_What to work on_. Where does the word "JSON" appear in the entries below? Copy each line that holds it.

_Extracted entries_.
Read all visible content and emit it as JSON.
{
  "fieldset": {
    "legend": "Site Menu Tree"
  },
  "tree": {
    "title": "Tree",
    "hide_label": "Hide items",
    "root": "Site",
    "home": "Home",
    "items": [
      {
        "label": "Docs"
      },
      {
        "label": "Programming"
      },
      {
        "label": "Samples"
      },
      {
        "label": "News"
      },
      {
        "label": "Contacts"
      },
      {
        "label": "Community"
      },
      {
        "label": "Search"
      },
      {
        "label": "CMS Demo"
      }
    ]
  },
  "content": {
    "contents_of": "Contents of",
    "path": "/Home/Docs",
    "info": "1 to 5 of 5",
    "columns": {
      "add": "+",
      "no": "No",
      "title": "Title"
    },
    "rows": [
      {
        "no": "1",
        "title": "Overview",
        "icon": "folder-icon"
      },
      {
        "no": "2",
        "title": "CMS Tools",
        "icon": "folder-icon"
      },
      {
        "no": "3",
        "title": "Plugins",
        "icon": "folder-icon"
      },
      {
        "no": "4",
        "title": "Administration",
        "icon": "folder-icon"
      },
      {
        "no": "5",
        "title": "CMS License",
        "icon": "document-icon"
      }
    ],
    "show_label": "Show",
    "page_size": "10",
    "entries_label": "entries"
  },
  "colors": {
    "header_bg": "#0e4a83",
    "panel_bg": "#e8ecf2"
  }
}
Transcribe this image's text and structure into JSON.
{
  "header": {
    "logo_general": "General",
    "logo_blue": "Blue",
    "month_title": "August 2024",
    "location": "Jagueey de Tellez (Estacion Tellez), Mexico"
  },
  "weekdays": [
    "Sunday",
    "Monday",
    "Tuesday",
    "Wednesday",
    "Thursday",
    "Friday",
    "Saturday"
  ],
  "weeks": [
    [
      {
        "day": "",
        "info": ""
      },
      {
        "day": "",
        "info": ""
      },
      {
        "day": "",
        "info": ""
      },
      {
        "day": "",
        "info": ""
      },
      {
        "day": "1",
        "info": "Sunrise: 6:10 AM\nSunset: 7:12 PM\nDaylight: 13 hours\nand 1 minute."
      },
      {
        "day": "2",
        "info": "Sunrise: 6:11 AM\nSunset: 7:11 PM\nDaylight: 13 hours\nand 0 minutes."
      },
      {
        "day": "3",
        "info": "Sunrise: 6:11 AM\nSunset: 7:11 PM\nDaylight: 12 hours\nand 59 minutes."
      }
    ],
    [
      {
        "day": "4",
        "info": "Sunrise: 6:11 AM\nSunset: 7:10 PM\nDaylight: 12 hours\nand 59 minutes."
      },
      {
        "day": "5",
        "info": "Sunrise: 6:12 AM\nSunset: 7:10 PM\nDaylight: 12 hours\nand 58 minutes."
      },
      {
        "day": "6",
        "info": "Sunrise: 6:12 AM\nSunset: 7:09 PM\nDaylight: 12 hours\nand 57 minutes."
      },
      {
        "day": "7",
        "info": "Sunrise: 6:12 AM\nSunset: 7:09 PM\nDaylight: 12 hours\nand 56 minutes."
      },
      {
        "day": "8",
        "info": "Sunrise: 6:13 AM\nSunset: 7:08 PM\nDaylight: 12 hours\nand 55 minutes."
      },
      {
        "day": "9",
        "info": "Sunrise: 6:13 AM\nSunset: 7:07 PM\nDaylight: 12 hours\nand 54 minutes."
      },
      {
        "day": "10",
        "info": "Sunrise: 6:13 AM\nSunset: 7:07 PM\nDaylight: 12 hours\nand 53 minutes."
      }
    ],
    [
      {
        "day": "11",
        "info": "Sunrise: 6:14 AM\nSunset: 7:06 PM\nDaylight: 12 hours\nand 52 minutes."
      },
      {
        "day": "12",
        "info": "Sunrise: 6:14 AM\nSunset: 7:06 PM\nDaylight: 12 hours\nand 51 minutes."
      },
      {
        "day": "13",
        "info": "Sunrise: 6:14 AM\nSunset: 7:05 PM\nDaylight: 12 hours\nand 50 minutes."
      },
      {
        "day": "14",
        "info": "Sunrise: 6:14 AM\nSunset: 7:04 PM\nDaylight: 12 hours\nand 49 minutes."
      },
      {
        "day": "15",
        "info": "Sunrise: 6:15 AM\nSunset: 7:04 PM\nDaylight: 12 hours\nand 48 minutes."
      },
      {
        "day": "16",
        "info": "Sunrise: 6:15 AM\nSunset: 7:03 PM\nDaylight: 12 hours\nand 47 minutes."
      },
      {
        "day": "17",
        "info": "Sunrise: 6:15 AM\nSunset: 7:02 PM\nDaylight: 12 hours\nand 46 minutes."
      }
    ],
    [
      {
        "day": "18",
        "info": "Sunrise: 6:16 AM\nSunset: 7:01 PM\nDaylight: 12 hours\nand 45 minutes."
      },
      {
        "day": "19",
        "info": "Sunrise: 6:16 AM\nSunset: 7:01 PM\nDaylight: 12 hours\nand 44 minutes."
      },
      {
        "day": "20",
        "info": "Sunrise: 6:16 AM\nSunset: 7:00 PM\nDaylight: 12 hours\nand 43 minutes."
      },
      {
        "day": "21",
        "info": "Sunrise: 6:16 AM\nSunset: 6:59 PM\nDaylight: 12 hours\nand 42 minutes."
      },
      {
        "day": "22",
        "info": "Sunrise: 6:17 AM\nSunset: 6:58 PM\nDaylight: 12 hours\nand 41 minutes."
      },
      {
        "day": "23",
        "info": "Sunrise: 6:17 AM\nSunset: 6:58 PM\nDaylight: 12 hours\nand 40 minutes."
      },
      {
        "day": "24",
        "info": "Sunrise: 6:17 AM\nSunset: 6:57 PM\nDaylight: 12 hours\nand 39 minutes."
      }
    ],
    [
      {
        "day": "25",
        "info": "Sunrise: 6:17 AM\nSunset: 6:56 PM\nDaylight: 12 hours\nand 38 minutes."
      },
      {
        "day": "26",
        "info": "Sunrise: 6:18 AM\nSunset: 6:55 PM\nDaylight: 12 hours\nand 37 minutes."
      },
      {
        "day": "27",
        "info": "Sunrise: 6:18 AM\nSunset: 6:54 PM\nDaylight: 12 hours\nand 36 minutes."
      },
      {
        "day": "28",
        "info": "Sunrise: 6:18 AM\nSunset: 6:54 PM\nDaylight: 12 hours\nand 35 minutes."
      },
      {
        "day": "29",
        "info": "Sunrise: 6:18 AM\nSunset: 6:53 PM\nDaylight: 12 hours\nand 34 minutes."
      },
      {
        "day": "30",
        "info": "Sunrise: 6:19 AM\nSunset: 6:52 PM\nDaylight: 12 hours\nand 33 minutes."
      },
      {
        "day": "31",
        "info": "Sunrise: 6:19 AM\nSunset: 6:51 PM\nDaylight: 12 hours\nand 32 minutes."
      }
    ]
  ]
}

_Answer area_.
Read all visible content and emit it as JSON.
Transcribe this image's text and structure into JSON.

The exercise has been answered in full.